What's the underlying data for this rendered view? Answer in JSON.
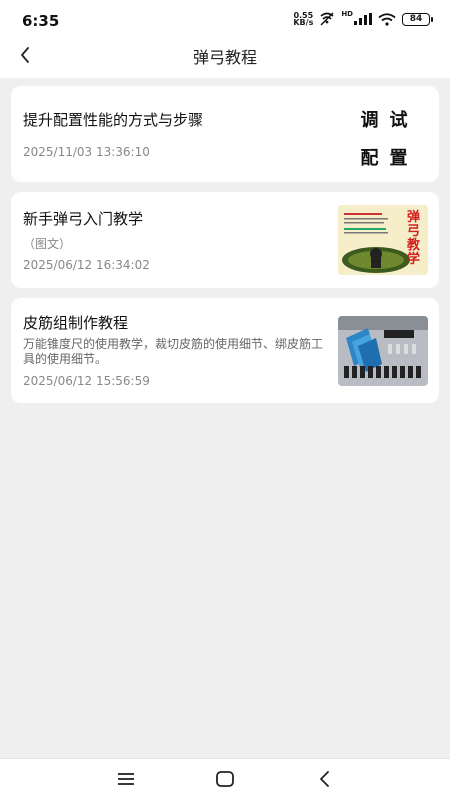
{
  "status_bar": {
    "time": "6:35",
    "net_speed_value": "0.55",
    "net_speed_unit": "KB/s",
    "hd_label": "HD",
    "battery": "84"
  },
  "nav": {
    "title": "弹弓教程"
  },
  "items": [
    {
      "title": "提升配置性能的方式与步骤",
      "date": "2025/11/03 13:36:10",
      "thumb_chars": [
        "调",
        "试",
        "配",
        "置"
      ]
    },
    {
      "title": "新手弹弓入门教学",
      "subtitle": "（图文）",
      "date": "2025/06/12 16:34:02",
      "thumb_title": "弹弓教学"
    },
    {
      "title": "皮筋组制作教程",
      "description": "万能锥度尺的使用教学，裁切皮筋的使用细节、绑皮筋工具的使用细节。",
      "date": "2025/06/12 15:56:59"
    }
  ],
  "colors": {
    "background": "#efefef",
    "card": "#ffffff",
    "date_text": "#888888"
  }
}
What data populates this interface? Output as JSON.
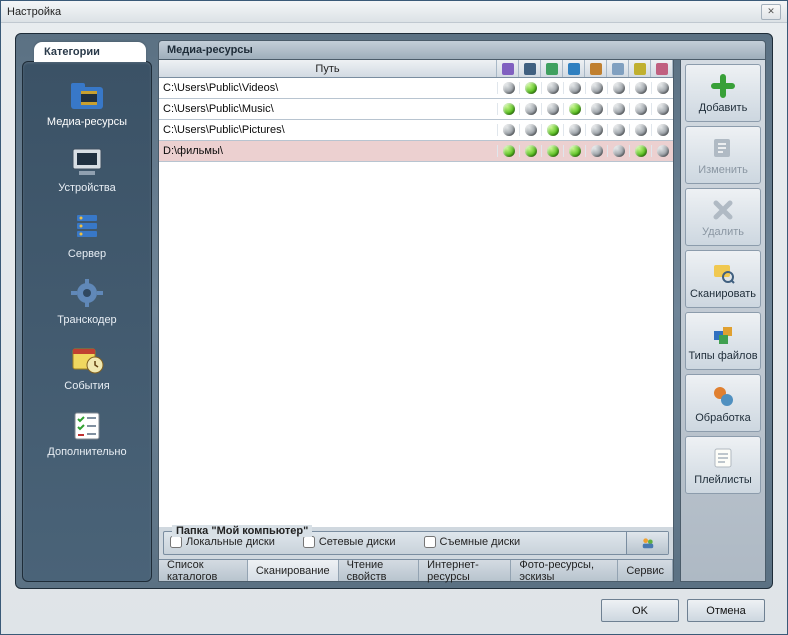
{
  "window": {
    "title": "Настройка"
  },
  "sidebar": {
    "tab": "Категории",
    "items": [
      {
        "label": "Медиа-ресурсы",
        "icon": "folder-media-icon",
        "selected": true
      },
      {
        "label": "Устройства",
        "icon": "devices-icon"
      },
      {
        "label": "Сервер",
        "icon": "server-icon"
      },
      {
        "label": "Транскодер",
        "icon": "gear-icon"
      },
      {
        "label": "События",
        "icon": "calendar-clock-icon"
      },
      {
        "label": "Дополнительно",
        "icon": "checklist-icon"
      }
    ]
  },
  "content": {
    "header": "Медиа-ресурсы",
    "table": {
      "path_header": "Путь",
      "col_icons": [
        "music-icon",
        "video-icon",
        "image-icon",
        "globe-icon",
        "speaker-icon",
        "cloud-icon",
        "cube-icon",
        "misc-icon"
      ],
      "rows": [
        {
          "path": "C:\\Users\\Public\\Videos\\",
          "cells": [
            "off",
            "on",
            "off",
            "off",
            "off",
            "off",
            "off",
            "off"
          ]
        },
        {
          "path": "C:\\Users\\Public\\Music\\",
          "cells": [
            "on",
            "off",
            "off",
            "on",
            "off",
            "off",
            "off",
            "off"
          ]
        },
        {
          "path": "C:\\Users\\Public\\Pictures\\",
          "cells": [
            "off",
            "off",
            "on",
            "off",
            "off",
            "off",
            "off",
            "off"
          ]
        },
        {
          "path": "D:\\фильмы\\",
          "cells": [
            "on",
            "on",
            "on",
            "on",
            "off",
            "off",
            "on",
            "off"
          ],
          "selected": true
        }
      ]
    },
    "groupbox": {
      "title": "Папка \"Мой компьютер\"",
      "checks": [
        {
          "label": "Локальные диски",
          "checked": false
        },
        {
          "label": "Сетевые диски",
          "checked": false
        },
        {
          "label": "Съемные диски",
          "checked": false
        }
      ]
    },
    "tabs": [
      {
        "label": "Список каталогов",
        "active": false
      },
      {
        "label": "Сканирование",
        "active": true
      },
      {
        "label": "Чтение свойств",
        "active": false
      },
      {
        "label": "Интернет-ресурсы",
        "active": false
      },
      {
        "label": "Фото-ресурсы, эскизы",
        "active": false
      },
      {
        "label": "Сервис",
        "active": false
      }
    ]
  },
  "buttons": [
    {
      "label": "Добавить",
      "icon": "plus-icon",
      "disabled": false
    },
    {
      "label": "Изменить",
      "icon": "edit-icon",
      "disabled": true
    },
    {
      "label": "Удалить",
      "icon": "delete-icon",
      "disabled": true
    },
    {
      "label": "Сканировать",
      "icon": "scan-icon",
      "disabled": false
    },
    {
      "label": "Типы файлов",
      "icon": "filetypes-icon",
      "disabled": false
    },
    {
      "label": "Обработка",
      "icon": "process-icon",
      "disabled": false
    },
    {
      "label": "Плейлисты",
      "icon": "playlist-icon",
      "disabled": false
    }
  ],
  "footer": {
    "ok": "OK",
    "cancel": "Отмена"
  }
}
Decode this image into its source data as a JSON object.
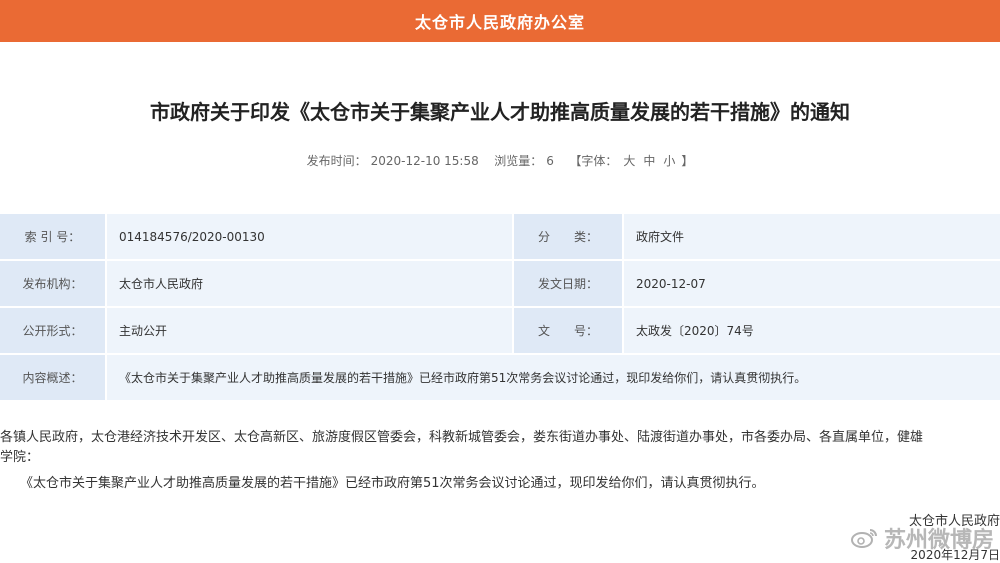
{
  "header": {
    "office_name": "太仓市人民政府办公室"
  },
  "article": {
    "title": "市政府关于印发《太仓市关于集聚产业人才助推高质量发展的若干措施》的通知",
    "meta": {
      "publish_label": "发布时间：",
      "publish_time": "2020-12-10 15:58",
      "views_label": "浏览量：",
      "views": "6",
      "font_open": "【字体：",
      "font_large": "大",
      "font_medium": "中",
      "font_small": "小",
      "font_close": "】"
    },
    "info_table": {
      "index_label": "索 引 号：",
      "index_value": "014184576/2020-00130",
      "category_label": "分　　类：",
      "category_value": "政府文件",
      "issuer_label": "发布机构：",
      "issuer_value": "太仓市人民政府",
      "date_label": "发文日期：",
      "date_value": "2020-12-07",
      "form_label": "公开形式：",
      "form_value": "主动公开",
      "docno_label": "文　　号：",
      "docno_value": "太政发〔2020〕74号",
      "summary_label": "内容概述：",
      "summary_value": "《太仓市关于集聚产业人才助推高质量发展的若干措施》已经市政府第51次常务会议讨论通过，现印发给你们，请认真贯彻执行。"
    },
    "body": {
      "recipients_line1": "各镇人民政府，太仓港经济技术开发区、太仓高新区、旅游度假区管委会，科教新城管委会，娄东街道办事处、陆渡街道办事处，市各委办局、各直属单位，健雄",
      "recipients_line2": "学院：",
      "paragraph1": "《太仓市关于集聚产业人才助推高质量发展的若干措施》已经市政府第51次常务会议讨论通过，现印发给你们，请认真贯彻执行。"
    },
    "signature": {
      "issuer": "太仓市人民政府",
      "date": "2020年12月7日"
    }
  },
  "watermark": {
    "text": "苏州微博房"
  }
}
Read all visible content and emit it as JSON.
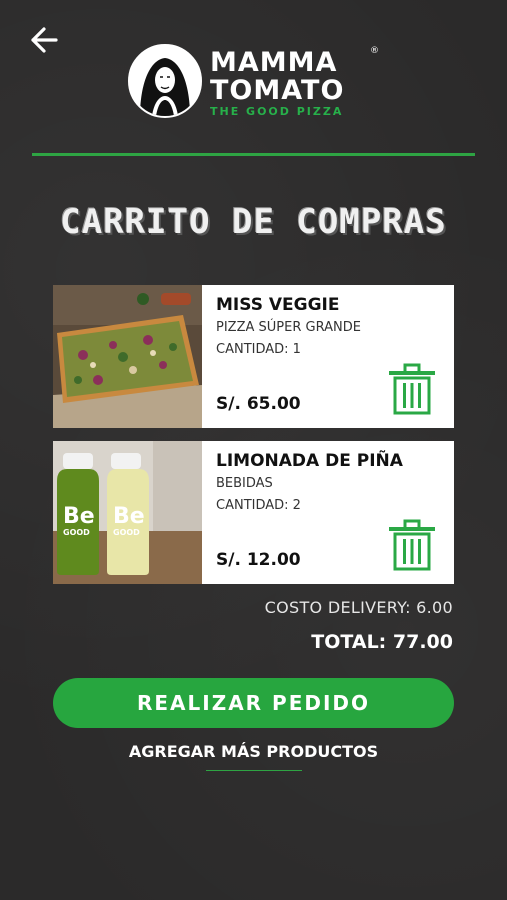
{
  "header": {
    "back_icon": "arrow-left-icon",
    "logo": {
      "line1": "MAMMA",
      "line2": "TOMATO",
      "registered": "®",
      "tagline": "THE GOOD PIZZA"
    }
  },
  "page_title": "CARRITO DE COMPRAS",
  "cart": {
    "items": [
      {
        "name": "MISS VEGGIE",
        "category": "PIZZA SÚPER GRANDE",
        "quantity": "CANTIDAD: 1",
        "price": "S/. 65.00",
        "image": "pizza-image",
        "delete_icon": "trash-icon"
      },
      {
        "name": "LIMONADA DE PIÑA",
        "category": "BEBIDAS",
        "quantity": "CANTIDAD: 2",
        "price": "S/. 12.00",
        "image": "drinks-image",
        "delete_icon": "trash-icon"
      }
    ]
  },
  "summary": {
    "delivery": "COSTO DELIVERY: 6.00",
    "total": "TOTAL: 77.00"
  },
  "actions": {
    "order_button": "REALIZAR PEDIDO",
    "add_more_link": "AGREGAR MÁS PRODUCTOS"
  },
  "colors": {
    "background": "#2b2a2a",
    "accent_green": "#27a63f",
    "card": "#ffffff"
  }
}
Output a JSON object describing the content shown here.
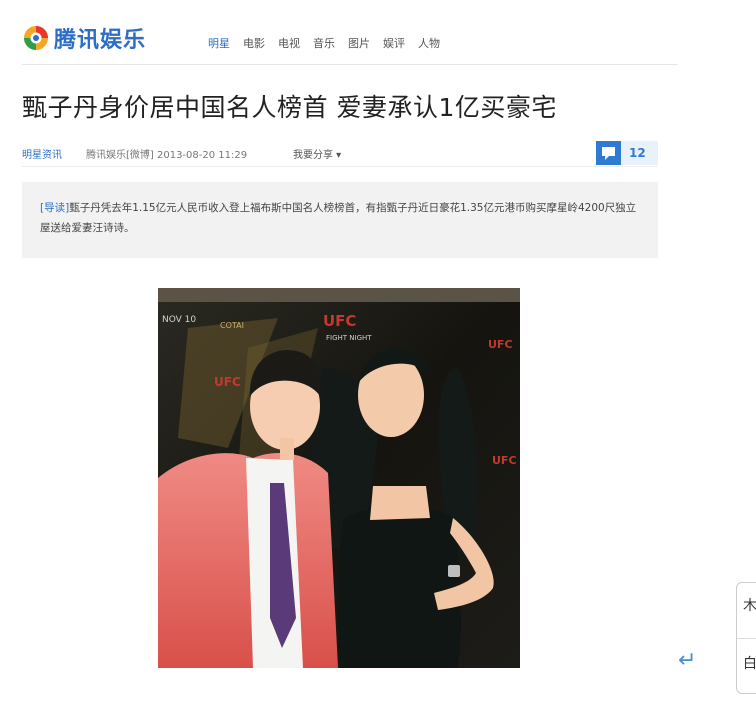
{
  "header": {
    "logo_text": "腾讯娱乐",
    "nav": [
      "明星",
      "电影",
      "电视",
      "音乐",
      "图片",
      "娱评",
      "人物"
    ]
  },
  "article": {
    "title": "甄子丹身价居中国名人榜首 爱妻承认1亿买豪宅",
    "category": "明星资讯",
    "source": "腾讯娱乐[微博] 2013-08-20 11:29",
    "share": "我要分享",
    "comment_count": "12",
    "summary_tag": "[导读]",
    "summary": "甄子丹凭去年1.15亿元人民币收入登上福布斯中国名人榜榜首，有指甄子丹近日豪花1.35亿元港币购买摩星岭4200尺独立屋送给爱妻汪诗诗。"
  },
  "photo": {
    "backdrop_texts": [
      "NOV 10",
      "COTAI",
      "UFC",
      "FIGHT NIGHT",
      "UFC",
      "UFC",
      "UFC"
    ]
  },
  "widget": {
    "glyphs": [
      "木",
      "白"
    ]
  },
  "colors": {
    "accent": "#2d6ec4",
    "comment": "#2f7bd3",
    "summary_bg": "#f2f2f2"
  },
  "icons": {
    "comment": "comment-icon",
    "return": "return-icon"
  }
}
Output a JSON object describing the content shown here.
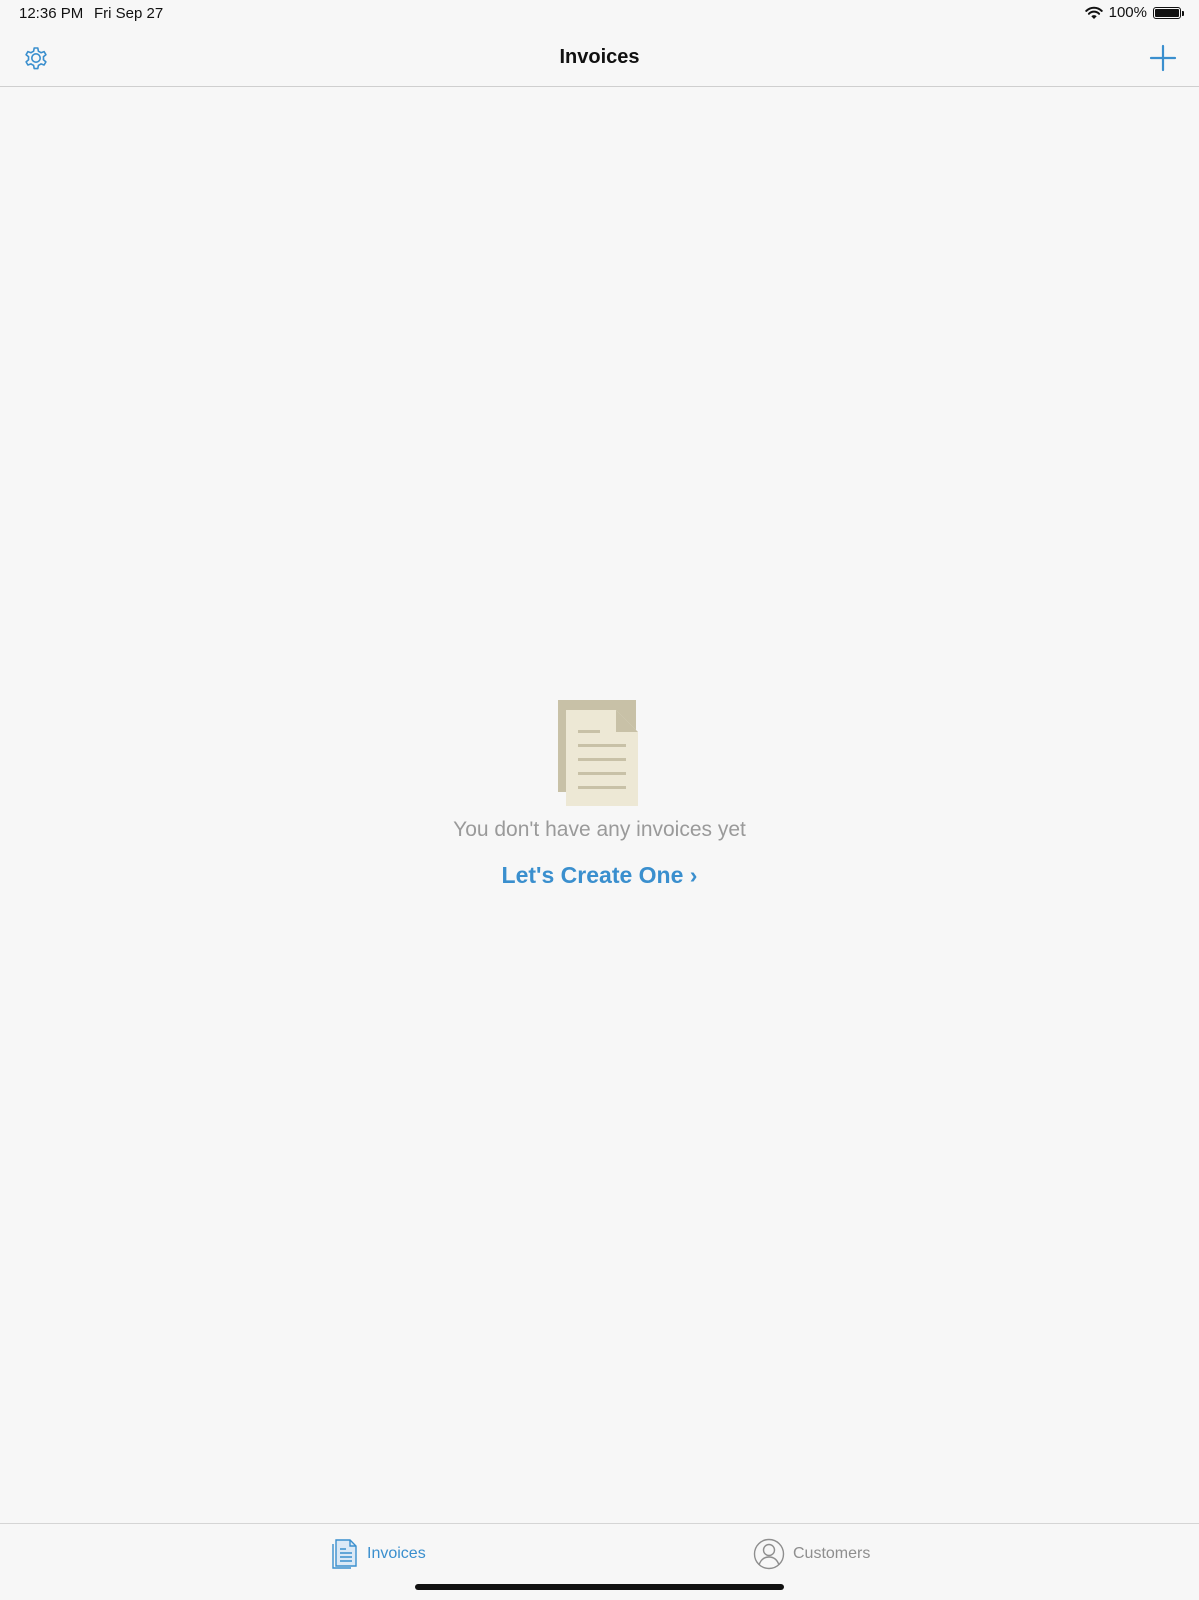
{
  "status_bar": {
    "time": "12:36 PM",
    "date": "Fri Sep 27",
    "battery": "100%",
    "battery_level": 1.0
  },
  "nav": {
    "title": "Invoices",
    "left_icon": "gear-icon",
    "right_icon": "plus-icon"
  },
  "empty_state": {
    "icon": "document-icon",
    "message": "You don't have any invoices yet",
    "cta": "Let's Create One ›"
  },
  "tabs": [
    {
      "label": "Invoices",
      "icon": "invoice-document-icon",
      "selected": true
    },
    {
      "label": "Customers",
      "icon": "person-icon",
      "selected": false
    }
  ],
  "colors": {
    "accent": "#3a8fce",
    "inactive": "#8e8e8e",
    "background": "#f7f7f7",
    "doc_back": "#c8c1a7",
    "doc_front": "#ede8d5",
    "doc_lines": "#c8c1a7"
  }
}
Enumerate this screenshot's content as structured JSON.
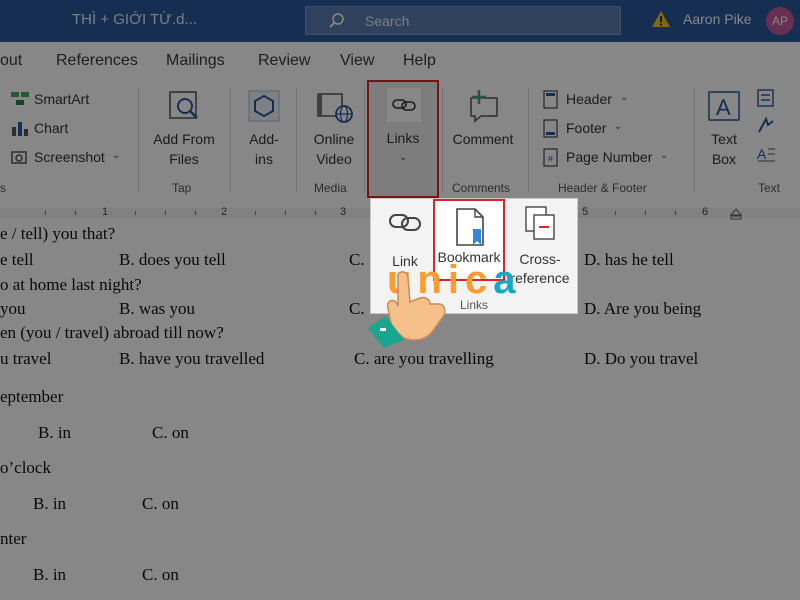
{
  "window": {
    "title": "THÌ + GIỚI TỪ.d...",
    "search_placeholder": "Search",
    "user_name": "Aaron Pike",
    "user_initials": "AP"
  },
  "tabs": [
    "out",
    "References",
    "Mailings",
    "Review",
    "View",
    "Help"
  ],
  "ribbon": {
    "illustrations": {
      "smartart": "SmartArt",
      "chart": "Chart",
      "screenshot": "Screenshot",
      "group_label": "s"
    },
    "tap": {
      "add_from_files_1": "Add From",
      "add_from_files_2": "Files",
      "group_label": "Tap"
    },
    "addins": {
      "label_1": "Add-",
      "label_2": "ins"
    },
    "media": {
      "online_video_1": "Online",
      "online_video_2": "Video",
      "group_label": "Media"
    },
    "links": {
      "label": "Links"
    },
    "comments": {
      "comment": "Comment",
      "group_label": "Comments"
    },
    "header_footer": {
      "header": "Header",
      "footer": "Footer",
      "page_number": "Page Number",
      "group_label": "Header & Footer"
    },
    "text": {
      "text_box_1": "Text",
      "text_box_2": "Box",
      "group_label": "Text"
    }
  },
  "ruler": {
    "numbers": [
      "1",
      "2",
      "3",
      "5",
      "6"
    ]
  },
  "links_dropdown": {
    "link": "Link",
    "bookmark": "Bookmark",
    "cross_reference_1": "Cross-",
    "cross_reference_2": "reference",
    "group_label": "Links"
  },
  "document": {
    "lines": [
      {
        "text": "e / tell) you that?"
      },
      {
        "text": "e tell"
      },
      {
        "text": "B. does you tell"
      },
      {
        "text": "C."
      },
      {
        "text": "D. has he tell"
      },
      {
        "text": "o at home last night?"
      },
      {
        "text": "you"
      },
      {
        "text": "B. was you"
      },
      {
        "text": "C."
      },
      {
        "text": "D. Are you being"
      },
      {
        "text": "en (you / travel) abroad till now?"
      },
      {
        "text": "u travel"
      },
      {
        "text": "B. have you travelled"
      },
      {
        "text": "C. are you travelling"
      },
      {
        "text": "D. Do you travel"
      },
      {
        "text": "eptember"
      },
      {
        "text": "B. in"
      },
      {
        "text": "C. on"
      },
      {
        "text": "o’clock"
      },
      {
        "text": "B. in"
      },
      {
        "text": "C. on"
      },
      {
        "text": "nter"
      },
      {
        "text": "B. in"
      },
      {
        "text": "C. on"
      }
    ]
  },
  "watermark": {
    "logo_text_1": "un",
    "logo_text_2": "ic",
    "logo_text_3": "a"
  },
  "colors": {
    "titlebar": "#2b579a",
    "highlight": "#d9262c",
    "logo_orange": "#ff9b2f",
    "logo_teal": "#19a7c4"
  }
}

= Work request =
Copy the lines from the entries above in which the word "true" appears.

= Written reply =
        "selected": true
          "selected": true
        "active": true
      "disabled": true
      "disabled": true
      "selected": true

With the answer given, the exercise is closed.